══ Records to use ══

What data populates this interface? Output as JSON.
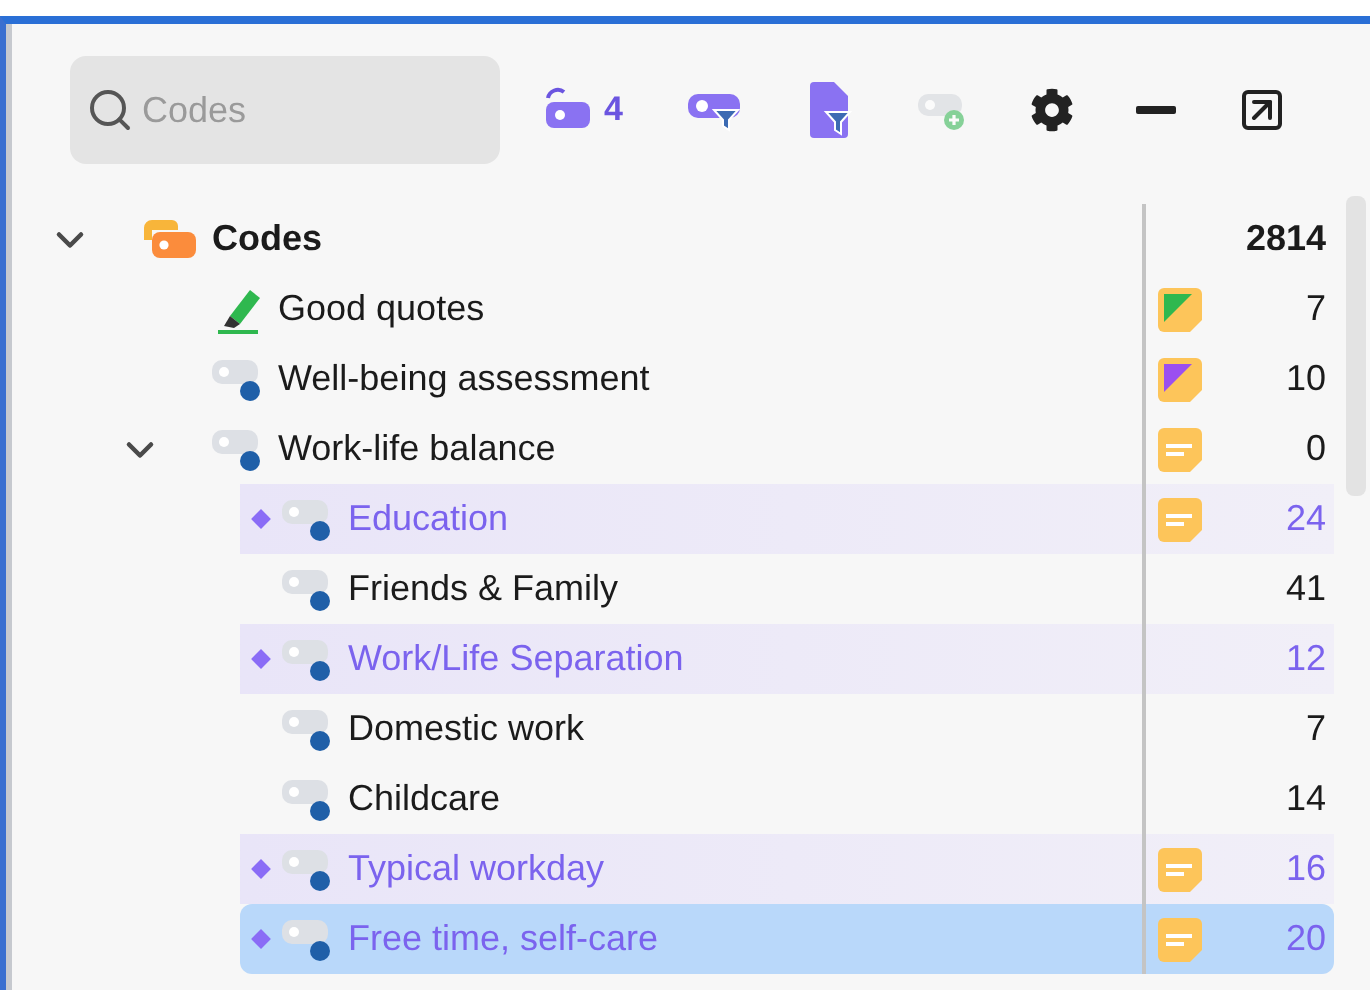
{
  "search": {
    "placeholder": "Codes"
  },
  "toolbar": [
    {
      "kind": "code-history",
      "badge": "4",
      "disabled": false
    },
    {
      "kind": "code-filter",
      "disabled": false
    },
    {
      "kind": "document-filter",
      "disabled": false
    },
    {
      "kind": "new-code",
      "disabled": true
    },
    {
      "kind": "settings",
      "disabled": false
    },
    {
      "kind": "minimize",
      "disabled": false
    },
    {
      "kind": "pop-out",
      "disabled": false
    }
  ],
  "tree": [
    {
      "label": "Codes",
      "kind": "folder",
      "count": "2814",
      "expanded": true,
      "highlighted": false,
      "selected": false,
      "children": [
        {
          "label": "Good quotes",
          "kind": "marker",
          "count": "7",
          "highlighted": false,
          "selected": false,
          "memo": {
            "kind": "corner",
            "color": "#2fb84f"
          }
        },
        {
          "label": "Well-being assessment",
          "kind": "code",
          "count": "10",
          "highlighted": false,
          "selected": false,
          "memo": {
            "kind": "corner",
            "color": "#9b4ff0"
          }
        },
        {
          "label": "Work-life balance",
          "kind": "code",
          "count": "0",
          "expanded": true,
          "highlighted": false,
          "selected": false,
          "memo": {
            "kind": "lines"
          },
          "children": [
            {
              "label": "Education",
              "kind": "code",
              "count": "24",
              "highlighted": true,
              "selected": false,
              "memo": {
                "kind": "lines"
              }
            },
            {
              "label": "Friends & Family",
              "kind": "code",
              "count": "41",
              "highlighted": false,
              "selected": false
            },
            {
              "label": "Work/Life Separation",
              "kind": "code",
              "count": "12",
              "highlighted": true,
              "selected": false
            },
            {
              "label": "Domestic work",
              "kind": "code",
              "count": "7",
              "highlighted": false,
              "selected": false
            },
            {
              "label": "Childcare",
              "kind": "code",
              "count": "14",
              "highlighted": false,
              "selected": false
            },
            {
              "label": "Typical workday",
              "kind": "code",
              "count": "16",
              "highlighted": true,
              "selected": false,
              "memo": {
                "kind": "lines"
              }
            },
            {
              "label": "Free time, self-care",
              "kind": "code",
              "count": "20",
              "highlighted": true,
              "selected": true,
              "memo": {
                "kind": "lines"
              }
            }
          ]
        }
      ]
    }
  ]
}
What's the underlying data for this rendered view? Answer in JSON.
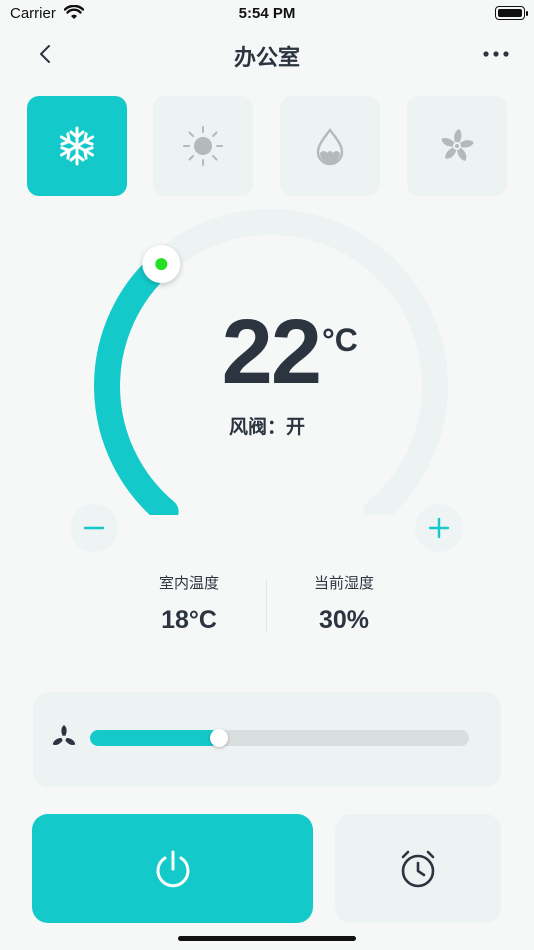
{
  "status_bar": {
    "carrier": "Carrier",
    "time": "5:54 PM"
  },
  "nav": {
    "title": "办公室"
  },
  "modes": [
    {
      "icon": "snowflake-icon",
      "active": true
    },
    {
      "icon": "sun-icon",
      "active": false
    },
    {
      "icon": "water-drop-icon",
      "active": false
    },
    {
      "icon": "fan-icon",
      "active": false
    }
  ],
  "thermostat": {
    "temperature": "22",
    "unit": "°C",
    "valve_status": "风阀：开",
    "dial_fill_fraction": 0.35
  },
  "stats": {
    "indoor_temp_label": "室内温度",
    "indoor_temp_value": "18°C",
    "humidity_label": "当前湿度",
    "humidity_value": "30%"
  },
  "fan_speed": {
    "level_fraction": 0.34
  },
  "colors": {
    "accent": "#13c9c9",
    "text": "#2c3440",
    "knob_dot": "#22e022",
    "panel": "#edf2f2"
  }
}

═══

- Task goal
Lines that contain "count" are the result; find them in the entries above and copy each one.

- Solution to this task
      "count": "2814",
          "count": "7",
          "count": "10",
          "count": "0",
              "count": "24",
              "count": "41",
              "count": "12",
              "count": "7",
              "count": "14",
              "count": "16",
              "count": "20",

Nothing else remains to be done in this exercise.